• _Work item_
Give back every record exactly, images excluded.

• _Records to process_
:::::

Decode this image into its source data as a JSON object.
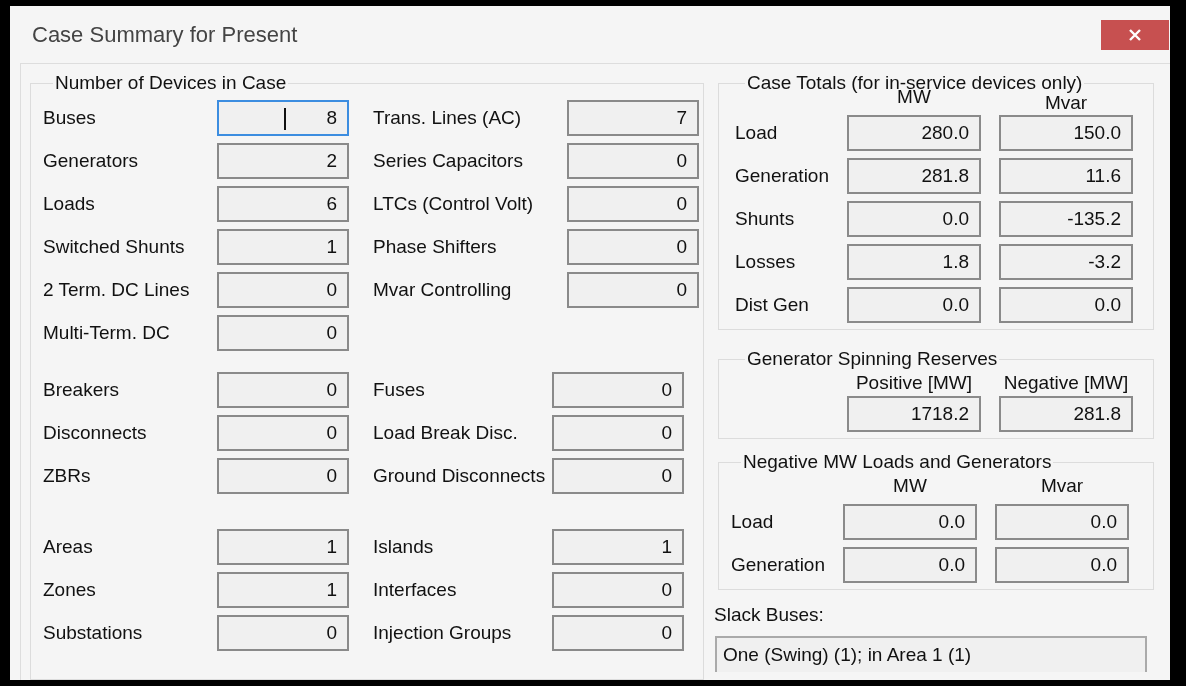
{
  "window": {
    "title": "Case Summary for Present"
  },
  "devices": {
    "title": "Number of Devices in Case",
    "sections": [
      {
        "left": [
          {
            "label": "Buses",
            "value": "8",
            "focused": true
          },
          {
            "label": "Generators",
            "value": "2",
            "focused": false
          },
          {
            "label": "Loads",
            "value": "6",
            "focused": false
          },
          {
            "label": "Switched Shunts",
            "value": "1",
            "focused": false
          },
          {
            "label": "2 Term. DC Lines",
            "value": "0",
            "focused": false
          },
          {
            "label": "Multi-Term. DC",
            "value": "0",
            "focused": false
          }
        ],
        "right": [
          {
            "label": "Trans. Lines (AC)",
            "value": "7",
            "focused": false
          },
          {
            "label": "Series Capacitors",
            "value": "0",
            "focused": false
          },
          {
            "label": "LTCs (Control Volt)",
            "value": "0",
            "focused": false
          },
          {
            "label": "Phase Shifters",
            "value": "0",
            "focused": false
          },
          {
            "label": "Mvar Controlling",
            "value": "0",
            "focused": false
          }
        ]
      },
      {
        "left": [
          {
            "label": "Breakers",
            "value": "0",
            "focused": false
          },
          {
            "label": "Disconnects",
            "value": "0",
            "focused": false
          },
          {
            "label": "ZBRs",
            "value": "0",
            "focused": false
          }
        ],
        "right": [
          {
            "label": "Fuses",
            "value": "0",
            "focused": false
          },
          {
            "label": "Load Break Disc.",
            "value": "0",
            "focused": false
          },
          {
            "label": "Ground Disconnects",
            "value": "0",
            "focused": false
          }
        ]
      },
      {
        "left": [
          {
            "label": "Areas",
            "value": "1",
            "focused": false
          },
          {
            "label": "Zones",
            "value": "1",
            "focused": false
          },
          {
            "label": "Substations",
            "value": "0",
            "focused": false
          }
        ],
        "right": [
          {
            "label": "Islands",
            "value": "1",
            "focused": false
          },
          {
            "label": "Interfaces",
            "value": "0",
            "focused": false
          },
          {
            "label": "Injection Groups",
            "value": "0",
            "focused": false
          }
        ]
      }
    ]
  },
  "case_totals": {
    "title": "Case Totals (for in-service devices only)",
    "columns": [
      "MW",
      "Mvar"
    ],
    "rows": [
      {
        "label": "Load",
        "values": [
          "280.0",
          "150.0"
        ]
      },
      {
        "label": "Generation",
        "values": [
          "281.8",
          "11.6"
        ]
      },
      {
        "label": "Shunts",
        "values": [
          "0.0",
          "-135.2"
        ]
      },
      {
        "label": "Losses",
        "values": [
          "1.8",
          "-3.2"
        ]
      },
      {
        "label": "Dist Gen",
        "values": [
          "0.0",
          "0.0"
        ]
      }
    ]
  },
  "spinning_reserves": {
    "title": "Generator Spinning Reserves",
    "columns": [
      "Positive [MW]",
      "Negative [MW]"
    ],
    "values": [
      "1718.2",
      "281.8"
    ]
  },
  "negative_loads": {
    "title": "Negative MW Loads and Generators",
    "columns": [
      "MW",
      "Mvar"
    ],
    "rows": [
      {
        "label": "Load",
        "values": [
          "0.0",
          "0.0"
        ]
      },
      {
        "label": "Generation",
        "values": [
          "0.0",
          "0.0"
        ]
      }
    ]
  },
  "slack_buses": {
    "label": "Slack Buses:",
    "value": "One (Swing) (1); in Area 1 (1)"
  }
}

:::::

• _Expected answer_
Decode this image into its source data as a JSON object.
{
  "window": {
    "title": "Case Summary for Present"
  },
  "devices": {
    "title": "Number of Devices in Case",
    "sections": [
      {
        "left": [
          {
            "label": "Buses",
            "value": "8",
            "focused": true
          },
          {
            "label": "Generators",
            "value": "2",
            "focused": false
          },
          {
            "label": "Loads",
            "value": "6",
            "focused": false
          },
          {
            "label": "Switched Shunts",
            "value": "1",
            "focused": false
          },
          {
            "label": "2 Term. DC Lines",
            "value": "0",
            "focused": false
          },
          {
            "label": "Multi-Term. DC",
            "value": "0",
            "focused": false
          }
        ],
        "right": [
          {
            "label": "Trans. Lines (AC)",
            "value": "7",
            "focused": false
          },
          {
            "label": "Series Capacitors",
            "value": "0",
            "focused": false
          },
          {
            "label": "LTCs (Control Volt)",
            "value": "0",
            "focused": false
          },
          {
            "label": "Phase Shifters",
            "value": "0",
            "focused": false
          },
          {
            "label": "Mvar Controlling",
            "value": "0",
            "focused": false
          }
        ]
      },
      {
        "left": [
          {
            "label": "Breakers",
            "value": "0",
            "focused": false
          },
          {
            "label": "Disconnects",
            "value": "0",
            "focused": false
          },
          {
            "label": "ZBRs",
            "value": "0",
            "focused": false
          }
        ],
        "right": [
          {
            "label": "Fuses",
            "value": "0",
            "focused": false
          },
          {
            "label": "Load Break Disc.",
            "value": "0",
            "focused": false
          },
          {
            "label": "Ground Disconnects",
            "value": "0",
            "focused": false
          }
        ]
      },
      {
        "left": [
          {
            "label": "Areas",
            "value": "1",
            "focused": false
          },
          {
            "label": "Zones",
            "value": "1",
            "focused": false
          },
          {
            "label": "Substations",
            "value": "0",
            "focused": false
          }
        ],
        "right": [
          {
            "label": "Islands",
            "value": "1",
            "focused": false
          },
          {
            "label": "Interfaces",
            "value": "0",
            "focused": false
          },
          {
            "label": "Injection Groups",
            "value": "0",
            "focused": false
          }
        ]
      }
    ]
  },
  "case_totals": {
    "title": "Case Totals (for in-service devices only)",
    "columns": [
      "MW",
      "Mvar"
    ],
    "rows": [
      {
        "label": "Load",
        "values": [
          "280.0",
          "150.0"
        ]
      },
      {
        "label": "Generation",
        "values": [
          "281.8",
          "11.6"
        ]
      },
      {
        "label": "Shunts",
        "values": [
          "0.0",
          "-135.2"
        ]
      },
      {
        "label": "Losses",
        "values": [
          "1.8",
          "-3.2"
        ]
      },
      {
        "label": "Dist Gen",
        "values": [
          "0.0",
          "0.0"
        ]
      }
    ]
  },
  "spinning_reserves": {
    "title": "Generator Spinning Reserves",
    "columns": [
      "Positive [MW]",
      "Negative [MW]"
    ],
    "values": [
      "1718.2",
      "281.8"
    ]
  },
  "negative_loads": {
    "title": "Negative MW Loads and Generators",
    "columns": [
      "MW",
      "Mvar"
    ],
    "rows": [
      {
        "label": "Load",
        "values": [
          "0.0",
          "0.0"
        ]
      },
      {
        "label": "Generation",
        "values": [
          "0.0",
          "0.0"
        ]
      }
    ]
  },
  "slack_buses": {
    "label": "Slack Buses:",
    "value": "One (Swing) (1); in Area 1 (1)"
  }
}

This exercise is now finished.